Carol Paton Writer at Large
Workers install solar panels. picture: SUPPLIED
Workers install solar panels. picture: SUPPLIED

It was a surprise to hear President Cyril Ramaphosa tell the world in his written remarks to the UN climate change conference that his government was finalising a transaction that would accelerate the decommissioning of coal power stations in return for concessional funding for Eskom from pro-green funders.

The “green fund” is one of the proposals of the expert task team Ramaphosa put together in December to advise him on how to proceed on the Eskom problem. The team, comprising among others University of Cape Town professor Anton Eberhard and economist Grove Steyn, made its first report to the president in February and its final report in May.

The idea is to shift a large portion of Eskom’s R460bn of debt — about R160bn — into a special-purpose vehicle or Eskom loan company, fully owned by the National Treasury. The loan company would be able to access debt more cheaply than Eskom has over the past 5-10 years.

In particular, it would be able to access global funding available to assist countries to reduce carbon emissions at concessional rates. This would be blended together with funding from global and domestic development finance institutions — such as the World Bank or New Development Bank — and long-terms bonds held by pension fund investors such as the Public Investment Corporation.

The quid pro quo is that SA — one of the world’s worst greenhouse gas emitters — would commit to decommissioning its coal-fired power stations at an accelerated rate and would bring on much more renewable energy to compensate. All in all, a win-win situation for SA and a world hungry for quick gains in the fight against climate change.

But, perhaps it is not such an obvious win for SA coal miners and power-station workers. And that is why it was a surprise to hear Ramaphosa speak of the fund in such definite terms. While the plan depends on winning the co-operation of labour to proceed, the fact is that the idea has not so much been floated past the ears of a single trade unionist active in the energy sector.

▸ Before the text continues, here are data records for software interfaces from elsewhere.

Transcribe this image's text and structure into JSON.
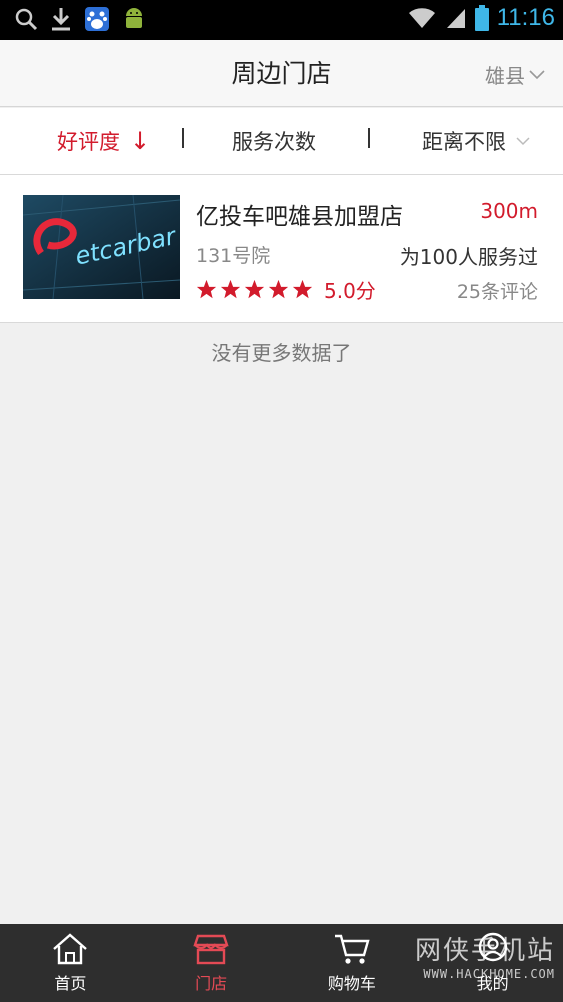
{
  "status_bar": {
    "time": "11:16"
  },
  "header": {
    "title": "周边门店",
    "city": "雄县"
  },
  "filters": {
    "sort_rating": "好评度",
    "sort_rating_arrow": "↓",
    "service_count": "服务次数",
    "distance": "距离不限"
  },
  "stores": [
    {
      "name": "亿投车吧雄县加盟店",
      "distance": "300m",
      "address": "131号院",
      "served": "为100人服务过",
      "rating": 5.0,
      "rating_label": "5.0分",
      "reviews": "25条评论",
      "logo_text": "etcarbar"
    }
  ],
  "empty_message": "没有更多数据了",
  "bottom_nav": [
    {
      "label": "首页",
      "icon": "home-icon"
    },
    {
      "label": "门店",
      "icon": "store-icon",
      "active": true
    },
    {
      "label": "购物车",
      "icon": "cart-icon"
    },
    {
      "label": "我的",
      "icon": "profile-icon"
    }
  ],
  "watermark": {
    "text": "网侠手机站",
    "url": "WWW.HACKHOME.COM"
  },
  "colors": {
    "accent": "#d21b2c",
    "nav_bg": "#2e2e2e",
    "time": "#3fb7e8"
  }
}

The government and Eskom have been alarmingly remiss in bringing workers along. Only one high-level meeting involving Ramaphosa and the Cosatu leadership has been held and that was before the May general election. Since then, apart from a decision at the National Economic Development and Labour Council (Nedlac) to set up a committee on Eskom that has not met, Cosatu and its affiliate the National Union of Mineworkers, as well as the less government-friendly National Union of Metalworkers of SA, all report radio silence.

Employees at Eskom were called into a presentation by Eskom chair and acting CEO Jabu Mabuza in August, at which Eskom’s turnaround plan was presented. But this was considered by unions to be a meeting without any standing as it met none of the requirements of the formal processes outlined in recognition agreements.

While the labour hurdle is the most daunting, it is not insurmountable. Linked to the green fund is the concept of creating “a just transition fund”, which would focus on creating job opportunities for those workers and communities who will lose out in the accelerated transition away from coal. Because of the urgency of solving the Eskom crisis and the urgency to reduce climate change effects, workers are in a more powerful position than usual to negotiate a deal for their members.

But for the green plan to fly, co-operation must also be secured from other quarters. Mineral resources minister Gwede Mantashe looks reluctant to commit to a separation of Eskom into stand-alone companies responsible for its three main functions of power generation, transmission and management of the national grid, and distribution at a local level.

Speaking at an investor event in London recently, Mantashe described the Eskom split as a “functional” split in which the three entities all remain wholly owned and controlled by Eskom.

But freeing the transmission company — which would own and manage the national grid — from Eskom ownership is critical to the energy transition. If the transmission company remains within Eskom it will not have the incentives in place to seek out and buy the cheapest forms of energy available. Without this crucial leg in which the market is liberalised, the energy transition will not proceed.

For most of the past six months the Treasury has also been sceptical about the fund. The stock response has been to say “debt is debt”, whether it sits in Eskom, on the national government balance sheet or in a green SPV. That stance seems to be softening now with the realisation that savings could be made, which right now — given the fiscal pressure the country is facing — is a pressing need.

It is a big and bold idea. It is the sort of of idea that SA really needs. But accepting it is going to take courage all round.

• Paton is writer-at-large